======== Information given ========

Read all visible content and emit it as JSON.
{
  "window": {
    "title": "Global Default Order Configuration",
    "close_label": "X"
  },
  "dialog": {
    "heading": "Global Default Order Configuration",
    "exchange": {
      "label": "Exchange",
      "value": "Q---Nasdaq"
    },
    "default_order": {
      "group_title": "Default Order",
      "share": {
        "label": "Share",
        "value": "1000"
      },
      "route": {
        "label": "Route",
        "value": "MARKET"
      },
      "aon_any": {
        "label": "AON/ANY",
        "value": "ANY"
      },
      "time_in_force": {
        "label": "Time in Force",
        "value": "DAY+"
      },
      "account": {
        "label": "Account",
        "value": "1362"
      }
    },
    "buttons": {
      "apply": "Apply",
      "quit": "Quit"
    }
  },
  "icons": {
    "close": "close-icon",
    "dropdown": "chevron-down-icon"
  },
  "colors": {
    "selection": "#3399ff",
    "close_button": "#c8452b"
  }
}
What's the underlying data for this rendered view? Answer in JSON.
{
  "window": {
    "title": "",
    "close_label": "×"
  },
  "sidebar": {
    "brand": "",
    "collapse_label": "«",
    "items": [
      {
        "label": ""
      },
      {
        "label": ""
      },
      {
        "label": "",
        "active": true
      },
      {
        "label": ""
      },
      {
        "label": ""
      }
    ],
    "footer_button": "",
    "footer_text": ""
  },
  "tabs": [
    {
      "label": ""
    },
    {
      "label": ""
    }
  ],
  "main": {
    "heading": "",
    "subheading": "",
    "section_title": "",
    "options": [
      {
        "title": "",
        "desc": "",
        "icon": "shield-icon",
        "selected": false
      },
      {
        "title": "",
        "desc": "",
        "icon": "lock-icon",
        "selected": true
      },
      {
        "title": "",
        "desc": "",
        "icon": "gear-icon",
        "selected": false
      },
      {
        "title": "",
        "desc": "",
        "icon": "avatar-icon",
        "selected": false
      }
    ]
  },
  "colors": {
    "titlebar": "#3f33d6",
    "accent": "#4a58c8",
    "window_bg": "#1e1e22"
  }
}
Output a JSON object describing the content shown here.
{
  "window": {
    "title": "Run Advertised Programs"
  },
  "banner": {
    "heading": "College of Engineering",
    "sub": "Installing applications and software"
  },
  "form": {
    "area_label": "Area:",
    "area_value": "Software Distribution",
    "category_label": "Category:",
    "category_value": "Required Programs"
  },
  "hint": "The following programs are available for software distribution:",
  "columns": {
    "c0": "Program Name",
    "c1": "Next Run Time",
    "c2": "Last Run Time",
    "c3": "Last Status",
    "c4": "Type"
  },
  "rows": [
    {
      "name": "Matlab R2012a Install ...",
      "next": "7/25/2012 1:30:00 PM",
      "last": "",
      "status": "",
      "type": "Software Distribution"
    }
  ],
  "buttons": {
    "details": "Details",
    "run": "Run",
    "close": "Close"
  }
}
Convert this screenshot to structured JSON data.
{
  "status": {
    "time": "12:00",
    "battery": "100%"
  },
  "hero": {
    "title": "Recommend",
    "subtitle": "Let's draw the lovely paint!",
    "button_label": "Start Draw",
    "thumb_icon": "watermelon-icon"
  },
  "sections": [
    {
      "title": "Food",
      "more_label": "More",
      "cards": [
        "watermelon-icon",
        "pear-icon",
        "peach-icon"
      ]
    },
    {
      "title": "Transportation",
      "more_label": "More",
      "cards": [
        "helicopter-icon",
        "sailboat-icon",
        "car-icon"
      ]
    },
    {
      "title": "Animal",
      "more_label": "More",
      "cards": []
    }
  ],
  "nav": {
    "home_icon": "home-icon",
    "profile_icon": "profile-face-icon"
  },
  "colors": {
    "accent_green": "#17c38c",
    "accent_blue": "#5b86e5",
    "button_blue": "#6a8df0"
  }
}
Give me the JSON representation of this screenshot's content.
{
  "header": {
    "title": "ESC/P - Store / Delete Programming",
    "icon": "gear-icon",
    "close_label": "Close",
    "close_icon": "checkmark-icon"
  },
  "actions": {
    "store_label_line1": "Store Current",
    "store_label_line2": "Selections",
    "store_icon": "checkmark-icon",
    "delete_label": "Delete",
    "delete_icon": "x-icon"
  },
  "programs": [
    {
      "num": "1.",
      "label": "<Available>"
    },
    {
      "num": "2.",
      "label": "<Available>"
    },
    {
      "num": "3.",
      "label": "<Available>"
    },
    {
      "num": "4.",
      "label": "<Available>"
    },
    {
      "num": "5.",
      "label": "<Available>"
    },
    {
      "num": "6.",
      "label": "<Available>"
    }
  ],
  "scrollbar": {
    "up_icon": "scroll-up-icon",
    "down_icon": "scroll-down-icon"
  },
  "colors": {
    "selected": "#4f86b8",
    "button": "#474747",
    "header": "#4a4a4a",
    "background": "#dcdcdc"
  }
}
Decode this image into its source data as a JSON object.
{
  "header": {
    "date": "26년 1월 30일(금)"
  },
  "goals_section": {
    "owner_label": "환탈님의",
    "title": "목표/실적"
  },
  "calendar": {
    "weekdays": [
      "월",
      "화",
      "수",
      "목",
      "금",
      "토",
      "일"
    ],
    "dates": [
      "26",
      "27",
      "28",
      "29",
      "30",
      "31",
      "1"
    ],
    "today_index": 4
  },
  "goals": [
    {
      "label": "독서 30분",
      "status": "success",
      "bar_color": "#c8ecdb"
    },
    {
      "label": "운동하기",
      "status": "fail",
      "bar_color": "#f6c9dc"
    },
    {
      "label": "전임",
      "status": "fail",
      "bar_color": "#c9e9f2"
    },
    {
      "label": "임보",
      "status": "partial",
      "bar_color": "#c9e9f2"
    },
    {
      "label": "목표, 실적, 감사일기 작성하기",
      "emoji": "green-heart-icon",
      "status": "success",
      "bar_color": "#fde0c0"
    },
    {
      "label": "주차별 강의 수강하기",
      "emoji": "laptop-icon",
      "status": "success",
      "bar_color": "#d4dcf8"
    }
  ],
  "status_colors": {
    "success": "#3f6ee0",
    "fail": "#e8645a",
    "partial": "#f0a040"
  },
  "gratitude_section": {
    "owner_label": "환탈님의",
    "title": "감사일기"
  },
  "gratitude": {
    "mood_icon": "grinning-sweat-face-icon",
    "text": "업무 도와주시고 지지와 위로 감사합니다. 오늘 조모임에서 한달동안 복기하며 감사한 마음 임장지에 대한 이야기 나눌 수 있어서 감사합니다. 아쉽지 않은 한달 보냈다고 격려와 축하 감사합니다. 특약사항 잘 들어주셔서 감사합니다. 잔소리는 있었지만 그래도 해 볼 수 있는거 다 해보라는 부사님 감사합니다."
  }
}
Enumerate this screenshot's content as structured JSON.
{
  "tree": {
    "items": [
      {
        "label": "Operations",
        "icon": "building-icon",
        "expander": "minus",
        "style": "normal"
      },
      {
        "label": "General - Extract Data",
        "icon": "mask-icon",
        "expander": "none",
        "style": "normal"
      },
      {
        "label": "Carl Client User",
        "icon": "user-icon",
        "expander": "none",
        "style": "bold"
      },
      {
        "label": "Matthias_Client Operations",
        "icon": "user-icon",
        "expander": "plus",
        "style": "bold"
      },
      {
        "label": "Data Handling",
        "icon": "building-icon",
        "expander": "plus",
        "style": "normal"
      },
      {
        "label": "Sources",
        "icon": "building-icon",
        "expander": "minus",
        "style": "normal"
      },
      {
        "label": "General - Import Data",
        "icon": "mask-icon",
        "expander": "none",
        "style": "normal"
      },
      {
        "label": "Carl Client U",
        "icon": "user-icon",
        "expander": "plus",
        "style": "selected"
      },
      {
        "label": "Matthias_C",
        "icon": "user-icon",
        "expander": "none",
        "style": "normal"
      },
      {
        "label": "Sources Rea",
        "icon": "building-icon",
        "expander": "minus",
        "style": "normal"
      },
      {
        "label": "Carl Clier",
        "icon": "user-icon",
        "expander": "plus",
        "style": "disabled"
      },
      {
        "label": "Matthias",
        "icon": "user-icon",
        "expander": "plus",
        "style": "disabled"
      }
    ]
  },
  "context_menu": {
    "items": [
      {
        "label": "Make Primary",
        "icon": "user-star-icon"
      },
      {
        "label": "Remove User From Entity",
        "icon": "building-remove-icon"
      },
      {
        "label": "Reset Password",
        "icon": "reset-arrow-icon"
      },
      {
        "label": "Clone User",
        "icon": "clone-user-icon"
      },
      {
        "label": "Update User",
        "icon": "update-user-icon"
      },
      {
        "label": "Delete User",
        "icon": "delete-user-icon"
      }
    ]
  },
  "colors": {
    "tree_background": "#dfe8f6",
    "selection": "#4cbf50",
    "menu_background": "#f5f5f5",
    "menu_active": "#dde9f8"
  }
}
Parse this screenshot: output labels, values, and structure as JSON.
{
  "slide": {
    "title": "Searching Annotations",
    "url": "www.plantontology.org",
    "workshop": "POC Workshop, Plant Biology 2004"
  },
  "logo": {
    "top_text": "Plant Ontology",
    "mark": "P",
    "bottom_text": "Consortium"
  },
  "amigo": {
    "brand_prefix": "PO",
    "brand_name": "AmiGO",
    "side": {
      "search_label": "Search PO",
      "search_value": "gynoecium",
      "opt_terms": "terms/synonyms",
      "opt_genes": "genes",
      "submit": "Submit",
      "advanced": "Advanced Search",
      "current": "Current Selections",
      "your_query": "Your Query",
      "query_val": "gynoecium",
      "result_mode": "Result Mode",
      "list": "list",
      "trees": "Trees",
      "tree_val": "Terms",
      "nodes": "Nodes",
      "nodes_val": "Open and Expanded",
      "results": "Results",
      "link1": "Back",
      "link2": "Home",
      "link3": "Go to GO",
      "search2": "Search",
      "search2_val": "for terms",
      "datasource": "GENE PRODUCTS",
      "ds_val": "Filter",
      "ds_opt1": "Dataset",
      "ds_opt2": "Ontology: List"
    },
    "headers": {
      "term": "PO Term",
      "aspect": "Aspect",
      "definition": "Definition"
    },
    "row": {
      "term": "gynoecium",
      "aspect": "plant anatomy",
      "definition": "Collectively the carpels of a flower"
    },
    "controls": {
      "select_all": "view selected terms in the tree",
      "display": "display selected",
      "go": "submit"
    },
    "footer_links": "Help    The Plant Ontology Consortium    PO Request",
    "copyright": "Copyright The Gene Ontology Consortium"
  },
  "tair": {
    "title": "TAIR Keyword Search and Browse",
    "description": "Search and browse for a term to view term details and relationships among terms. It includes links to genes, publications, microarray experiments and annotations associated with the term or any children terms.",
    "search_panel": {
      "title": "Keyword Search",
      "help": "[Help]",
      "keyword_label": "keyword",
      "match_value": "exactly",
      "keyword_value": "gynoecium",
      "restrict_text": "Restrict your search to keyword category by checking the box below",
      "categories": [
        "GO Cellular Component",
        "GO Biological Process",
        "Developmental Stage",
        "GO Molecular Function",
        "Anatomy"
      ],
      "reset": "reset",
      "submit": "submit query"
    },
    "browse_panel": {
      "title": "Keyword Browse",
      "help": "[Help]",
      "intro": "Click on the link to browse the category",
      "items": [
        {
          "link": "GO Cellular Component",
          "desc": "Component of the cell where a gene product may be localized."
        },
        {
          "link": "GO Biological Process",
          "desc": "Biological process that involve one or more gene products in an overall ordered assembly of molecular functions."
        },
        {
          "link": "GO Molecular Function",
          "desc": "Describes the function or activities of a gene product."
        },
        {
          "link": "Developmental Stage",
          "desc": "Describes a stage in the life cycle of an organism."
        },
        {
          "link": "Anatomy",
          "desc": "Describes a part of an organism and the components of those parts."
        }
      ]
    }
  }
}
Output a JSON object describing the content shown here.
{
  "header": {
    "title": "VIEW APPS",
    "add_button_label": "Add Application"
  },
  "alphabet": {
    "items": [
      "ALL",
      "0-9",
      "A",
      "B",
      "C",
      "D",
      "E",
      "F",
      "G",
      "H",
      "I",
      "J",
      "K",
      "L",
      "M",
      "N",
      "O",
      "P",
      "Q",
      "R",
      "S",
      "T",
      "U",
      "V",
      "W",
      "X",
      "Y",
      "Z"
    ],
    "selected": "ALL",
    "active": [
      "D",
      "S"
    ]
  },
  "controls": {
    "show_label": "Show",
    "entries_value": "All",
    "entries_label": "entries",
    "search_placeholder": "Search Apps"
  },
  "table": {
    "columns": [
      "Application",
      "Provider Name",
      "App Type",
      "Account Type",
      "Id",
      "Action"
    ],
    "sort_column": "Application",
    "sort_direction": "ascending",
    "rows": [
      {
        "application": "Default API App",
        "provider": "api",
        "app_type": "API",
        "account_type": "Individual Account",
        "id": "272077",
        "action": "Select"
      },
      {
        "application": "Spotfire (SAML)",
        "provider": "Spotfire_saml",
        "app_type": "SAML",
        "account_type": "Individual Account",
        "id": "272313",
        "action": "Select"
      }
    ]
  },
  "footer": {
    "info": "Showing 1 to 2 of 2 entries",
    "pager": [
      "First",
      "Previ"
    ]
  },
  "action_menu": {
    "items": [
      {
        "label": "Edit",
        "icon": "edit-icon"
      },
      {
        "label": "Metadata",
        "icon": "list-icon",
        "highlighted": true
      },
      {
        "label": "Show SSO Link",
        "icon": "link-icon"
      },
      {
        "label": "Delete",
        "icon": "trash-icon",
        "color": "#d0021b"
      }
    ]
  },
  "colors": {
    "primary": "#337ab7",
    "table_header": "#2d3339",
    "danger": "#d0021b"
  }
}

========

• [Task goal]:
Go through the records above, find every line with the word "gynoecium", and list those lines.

• [Your response]:
      "search_value": "gynoecium",
      "query_val": "gynoecium",
      "term": "gynoecium",
      "keyword_value": "gynoecium",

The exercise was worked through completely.